→ **What the exercise asks**: Which lines of the entries below contain the string "Borrar"? Copy each one.
======== Given entries ========
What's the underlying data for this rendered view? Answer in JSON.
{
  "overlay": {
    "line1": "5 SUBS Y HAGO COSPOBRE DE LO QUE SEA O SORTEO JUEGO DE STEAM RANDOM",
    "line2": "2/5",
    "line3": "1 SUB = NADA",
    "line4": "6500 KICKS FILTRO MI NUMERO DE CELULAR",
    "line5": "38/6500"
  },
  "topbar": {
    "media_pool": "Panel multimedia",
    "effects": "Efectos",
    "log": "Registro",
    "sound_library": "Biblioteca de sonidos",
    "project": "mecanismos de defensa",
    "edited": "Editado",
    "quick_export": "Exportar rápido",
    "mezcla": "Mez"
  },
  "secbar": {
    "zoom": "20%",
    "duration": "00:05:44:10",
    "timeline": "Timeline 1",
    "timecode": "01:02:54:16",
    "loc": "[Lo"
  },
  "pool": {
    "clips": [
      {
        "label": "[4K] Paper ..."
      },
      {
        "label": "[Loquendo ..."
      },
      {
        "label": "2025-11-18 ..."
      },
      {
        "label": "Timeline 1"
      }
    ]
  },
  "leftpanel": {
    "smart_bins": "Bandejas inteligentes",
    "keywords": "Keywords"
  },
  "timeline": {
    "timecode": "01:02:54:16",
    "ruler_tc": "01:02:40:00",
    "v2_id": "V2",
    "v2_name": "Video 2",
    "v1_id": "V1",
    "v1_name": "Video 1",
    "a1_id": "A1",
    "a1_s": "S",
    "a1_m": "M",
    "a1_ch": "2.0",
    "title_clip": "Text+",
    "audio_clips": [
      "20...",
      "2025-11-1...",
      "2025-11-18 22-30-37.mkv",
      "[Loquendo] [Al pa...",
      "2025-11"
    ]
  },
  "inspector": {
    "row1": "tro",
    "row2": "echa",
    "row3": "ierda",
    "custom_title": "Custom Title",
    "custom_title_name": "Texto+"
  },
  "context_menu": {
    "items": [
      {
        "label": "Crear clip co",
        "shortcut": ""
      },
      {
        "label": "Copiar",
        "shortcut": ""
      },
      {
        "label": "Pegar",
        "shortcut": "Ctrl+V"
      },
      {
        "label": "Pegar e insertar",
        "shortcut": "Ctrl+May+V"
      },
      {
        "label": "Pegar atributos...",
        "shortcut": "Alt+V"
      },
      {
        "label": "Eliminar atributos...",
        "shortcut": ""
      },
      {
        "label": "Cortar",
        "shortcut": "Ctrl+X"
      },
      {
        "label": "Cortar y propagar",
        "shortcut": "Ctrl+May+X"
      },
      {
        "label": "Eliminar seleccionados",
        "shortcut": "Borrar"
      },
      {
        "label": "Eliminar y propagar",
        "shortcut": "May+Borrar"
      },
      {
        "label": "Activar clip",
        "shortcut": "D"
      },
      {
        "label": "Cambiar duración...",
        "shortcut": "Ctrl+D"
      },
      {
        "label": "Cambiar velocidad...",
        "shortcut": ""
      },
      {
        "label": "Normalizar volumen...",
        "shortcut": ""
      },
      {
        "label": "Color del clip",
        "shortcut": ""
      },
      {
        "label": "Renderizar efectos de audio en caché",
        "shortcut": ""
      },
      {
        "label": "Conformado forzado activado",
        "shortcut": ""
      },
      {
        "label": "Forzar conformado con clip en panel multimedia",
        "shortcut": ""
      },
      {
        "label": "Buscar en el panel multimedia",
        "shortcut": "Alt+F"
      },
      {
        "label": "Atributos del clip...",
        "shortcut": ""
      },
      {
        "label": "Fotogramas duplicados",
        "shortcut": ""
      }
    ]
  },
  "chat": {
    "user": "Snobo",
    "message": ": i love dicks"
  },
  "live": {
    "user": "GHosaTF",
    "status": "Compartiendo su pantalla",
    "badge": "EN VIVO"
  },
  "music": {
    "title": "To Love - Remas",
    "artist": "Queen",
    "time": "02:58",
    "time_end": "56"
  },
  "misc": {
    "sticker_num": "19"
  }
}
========
→ **Exercise output**:
        "shortcut": "Borrar"
        "shortcut": "May+Borrar"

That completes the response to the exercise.